BEGIN Input

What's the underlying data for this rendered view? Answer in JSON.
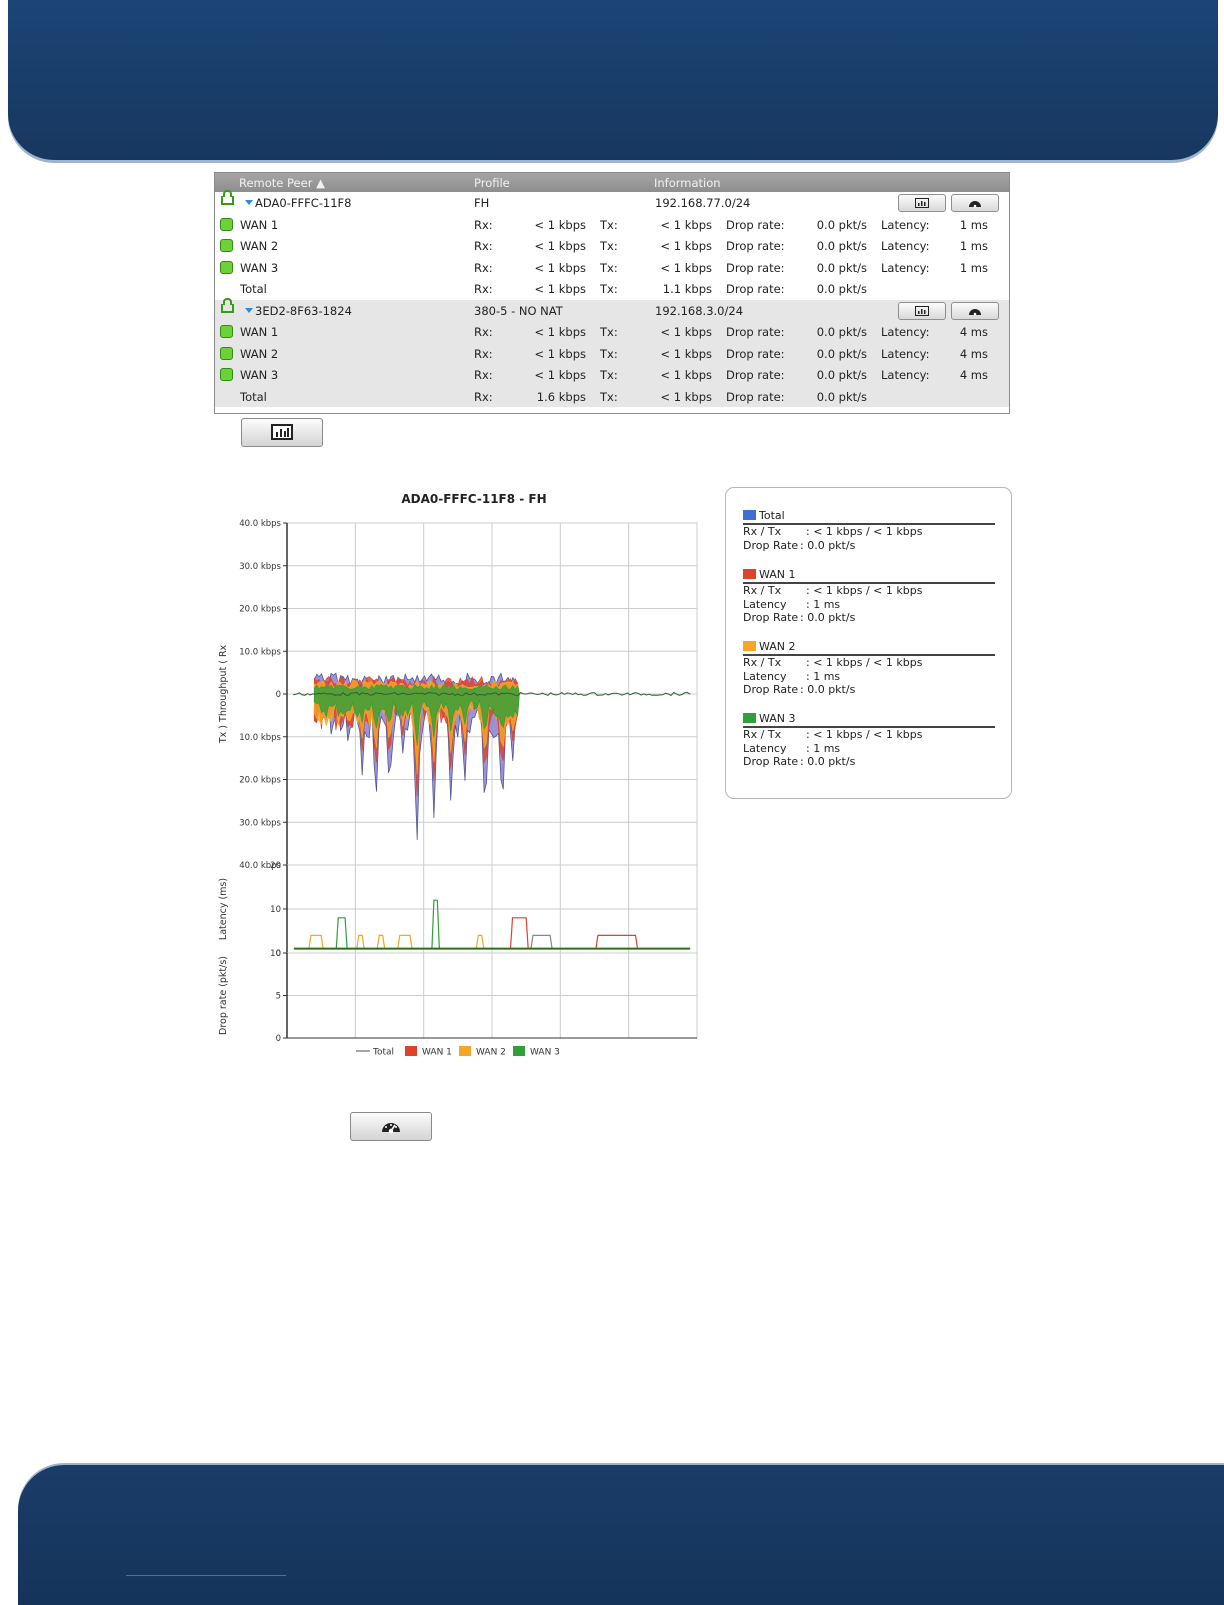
{
  "table": {
    "headers": [
      "Remote Peer",
      "Profile",
      "Information"
    ],
    "peers": [
      {
        "name": "ADA0-FFFC-11F8",
        "profile": "FH",
        "info": "192.168.77.0/24",
        "rows": [
          {
            "name": "WAN 1",
            "rx_label": "Rx:",
            "rx": "< 1 kbps",
            "tx_label": "Tx:",
            "tx": "< 1 kbps",
            "drop_label": "Drop rate:",
            "drop": "0.0 pkt/s",
            "lat_label": "Latency:",
            "lat": "1 ms"
          },
          {
            "name": "WAN 2",
            "rx_label": "Rx:",
            "rx": "< 1 kbps",
            "tx_label": "Tx:",
            "tx": "< 1 kbps",
            "drop_label": "Drop rate:",
            "drop": "0.0 pkt/s",
            "lat_label": "Latency:",
            "lat": "1 ms"
          },
          {
            "name": "WAN 3",
            "rx_label": "Rx:",
            "rx": "< 1 kbps",
            "tx_label": "Tx:",
            "tx": "< 1 kbps",
            "drop_label": "Drop rate:",
            "drop": "0.0 pkt/s",
            "lat_label": "Latency:",
            "lat": "1 ms"
          },
          {
            "name": "Total",
            "rx_label": "Rx:",
            "rx": "< 1 kbps",
            "tx_label": "Tx:",
            "tx": "1.1 kbps",
            "drop_label": "Drop rate:",
            "drop": "0.0 pkt/s",
            "lat_label": "",
            "lat": ""
          }
        ]
      },
      {
        "name": "3ED2-8F63-1824",
        "profile": "380-5 - NO NAT",
        "info": "192.168.3.0/24",
        "rows": [
          {
            "name": "WAN 1",
            "rx_label": "Rx:",
            "rx": "< 1 kbps",
            "tx_label": "Tx:",
            "tx": "< 1 kbps",
            "drop_label": "Drop rate:",
            "drop": "0.0 pkt/s",
            "lat_label": "Latency:",
            "lat": "4 ms"
          },
          {
            "name": "WAN 2",
            "rx_label": "Rx:",
            "rx": "< 1 kbps",
            "tx_label": "Tx:",
            "tx": "< 1 kbps",
            "drop_label": "Drop rate:",
            "drop": "0.0 pkt/s",
            "lat_label": "Latency:",
            "lat": "4 ms"
          },
          {
            "name": "WAN 3",
            "rx_label": "Rx:",
            "rx": "< 1 kbps",
            "tx_label": "Tx:",
            "tx": "< 1 kbps",
            "drop_label": "Drop rate:",
            "drop": "0.0 pkt/s",
            "lat_label": "Latency:",
            "lat": "4 ms"
          },
          {
            "name": "Total",
            "rx_label": "Rx:",
            "rx": "1.6 kbps",
            "tx_label": "Tx:",
            "tx": "< 1 kbps",
            "drop_label": "Drop rate:",
            "drop": "0.0 pkt/s",
            "lat_label": "",
            "lat": ""
          }
        ]
      }
    ]
  },
  "icons": {
    "chart_button": "bar-chart-icon",
    "gauge_button": "speedometer-icon"
  },
  "colors": {
    "total": "#4a6fcf",
    "wan1": "#e0412a",
    "wan2": "#f5a623",
    "wan3": "#2fa03a",
    "grid": "#cccccc"
  },
  "legend_panel": {
    "sections": [
      {
        "title": "Total",
        "color": "#3f6fd0",
        "lines": [
          {
            "k": "Rx / Tx",
            "v": ": < 1 kbps / < 1 kbps"
          },
          {
            "k": "Drop Rate",
            "v": ": 0.0 pkt/s",
            "inline": true
          }
        ]
      },
      {
        "title": "WAN 1",
        "color": "#e0412a",
        "lines": [
          {
            "k": "Rx / Tx",
            "v": ": < 1 kbps / < 1 kbps"
          },
          {
            "k": "Latency",
            "v": ": 1 ms"
          },
          {
            "k": "Drop Rate",
            "v": ": 0.0 pkt/s",
            "inline": true
          }
        ]
      },
      {
        "title": "WAN 2",
        "color": "#f5a623",
        "lines": [
          {
            "k": "Rx / Tx",
            "v": ": < 1 kbps / < 1 kbps"
          },
          {
            "k": "Latency",
            "v": ": 1 ms"
          },
          {
            "k": "Drop Rate",
            "v": ": 0.0 pkt/s",
            "inline": true
          }
        ]
      },
      {
        "title": "WAN 3",
        "color": "#2fa03a",
        "lines": [
          {
            "k": "Rx / Tx",
            "v": ": < 1 kbps / < 1 kbps"
          },
          {
            "k": "Latency",
            "v": ": 1 ms"
          },
          {
            "k": "Drop Rate",
            "v": ": 0.0 pkt/s",
            "inline": true
          }
        ]
      }
    ]
  },
  "chart_data": {
    "type": "area",
    "title": "ADA0-FFFC-11F8 - FH",
    "panels": [
      {
        "name": "throughput",
        "ylabel": "Tx ) Throughput ( Rx",
        "ylim": [
          -40,
          40
        ],
        "ytick_labels": [
          "40.0 kbps",
          "30.0 kbps",
          "20.0 kbps",
          "10.0 kbps",
          "0",
          "10.0 kbps",
          "20.0 kbps",
          "30.0 kbps",
          "40.0 kbps"
        ],
        "ytick_values": [
          40,
          30,
          20,
          10,
          0,
          -10,
          -20,
          -30,
          -40
        ],
        "x_range": [
          0,
          120
        ],
        "active_range": [
          8,
          68
        ],
        "negative_spikes": [
          {
            "x": 18,
            "y": -13,
            "series": "Total"
          },
          {
            "x": 22,
            "y": -19,
            "series": "Total"
          },
          {
            "x": 26,
            "y": -27,
            "series": "Total"
          },
          {
            "x": 30,
            "y": -24,
            "series": "Total"
          },
          {
            "x": 34,
            "y": -15,
            "series": "Total"
          },
          {
            "x": 38,
            "y": -37,
            "series": "Total"
          },
          {
            "x": 43,
            "y": -29,
            "series": "Total"
          },
          {
            "x": 48,
            "y": -27,
            "series": "Total"
          },
          {
            "x": 52,
            "y": -22,
            "series": "Total"
          },
          {
            "x": 58,
            "y": -30,
            "series": "Total"
          },
          {
            "x": 63,
            "y": -29,
            "series": "Total"
          },
          {
            "x": 66,
            "y": -17,
            "series": "Total"
          }
        ],
        "positive_peak": 5
      },
      {
        "name": "latency",
        "ylabel": "Latency (ms)",
        "ylim": [
          0,
          20
        ],
        "ytick_labels": [
          "20",
          "10",
          "0"
        ],
        "ytick_values": [
          20,
          10,
          0
        ],
        "baseline": 1,
        "events": [
          {
            "x": 7,
            "width": 3,
            "y": 4,
            "series": "WAN 2"
          },
          {
            "x": 15,
            "width": 2,
            "y": 8,
            "series": "WAN 3"
          },
          {
            "x": 21,
            "width": 1,
            "y": 4,
            "series": "WAN 2"
          },
          {
            "x": 27,
            "width": 1,
            "y": 4,
            "series": "WAN 2"
          },
          {
            "x": 33,
            "width": 3,
            "y": 4,
            "series": "WAN 2"
          },
          {
            "x": 43,
            "width": 1,
            "y": 12,
            "series": "WAN 3"
          },
          {
            "x": 56,
            "width": 1,
            "y": 4,
            "series": "WAN 2"
          },
          {
            "x": 66,
            "width": 4,
            "y": 8,
            "series": "WAN 1"
          },
          {
            "x": 72,
            "width": 5,
            "y": 4,
            "series": "Total"
          },
          {
            "x": 91,
            "width": 11,
            "y": 4,
            "series": "WAN 1"
          }
        ]
      },
      {
        "name": "drop",
        "ylabel": "Drop rate (pkt/s)",
        "ylim": [
          0,
          10
        ],
        "ytick_labels": [
          "10",
          "5",
          "0"
        ],
        "ytick_values": [
          10,
          5,
          0
        ]
      }
    ],
    "series": [
      {
        "name": "Total",
        "color": "#888888"
      },
      {
        "name": "WAN 1",
        "color": "#e0412a"
      },
      {
        "name": "WAN 2",
        "color": "#f5a623"
      },
      {
        "name": "WAN 3",
        "color": "#2fa03a"
      }
    ],
    "grid": true,
    "legend_position": "bottom"
  }
}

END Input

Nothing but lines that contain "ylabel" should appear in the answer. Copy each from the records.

Expected answer:
        "ylabel": "Tx ) Throughput ( Rx",
        "ylabel": "Latency (ms)",
        "ylabel": "Drop rate (pkt/s)",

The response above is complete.